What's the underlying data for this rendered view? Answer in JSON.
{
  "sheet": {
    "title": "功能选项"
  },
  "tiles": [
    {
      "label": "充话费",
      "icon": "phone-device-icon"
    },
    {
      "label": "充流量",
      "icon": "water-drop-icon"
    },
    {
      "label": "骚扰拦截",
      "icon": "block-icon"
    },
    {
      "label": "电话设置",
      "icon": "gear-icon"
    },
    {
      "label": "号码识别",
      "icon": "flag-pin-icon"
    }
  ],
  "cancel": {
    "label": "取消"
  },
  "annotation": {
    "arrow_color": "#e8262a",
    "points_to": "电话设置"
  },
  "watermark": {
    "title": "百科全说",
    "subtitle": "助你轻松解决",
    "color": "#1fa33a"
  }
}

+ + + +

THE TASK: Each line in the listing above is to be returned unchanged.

ANSWER SECTION:
What's the underlying data for this rendered view? Answer in JSON.
{
  "sheet": {
    "title": "功能选项"
  },
  "tiles": [
    {
      "label": "充话费",
      "icon": "phone-device-icon"
    },
    {
      "label": "充流量",
      "icon": "water-drop-icon"
    },
    {
      "label": "骚扰拦截",
      "icon": "block-icon"
    },
    {
      "label": "电话设置",
      "icon": "gear-icon"
    },
    {
      "label": "号码识别",
      "icon": "flag-pin-icon"
    }
  ],
  "cancel": {
    "label": "取消"
  },
  "annotation": {
    "arrow_color": "#e8262a",
    "points_to": "电话设置"
  },
  "watermark": {
    "title": "百科全说",
    "subtitle": "助你轻松解决",
    "color": "#1fa33a"
  }
}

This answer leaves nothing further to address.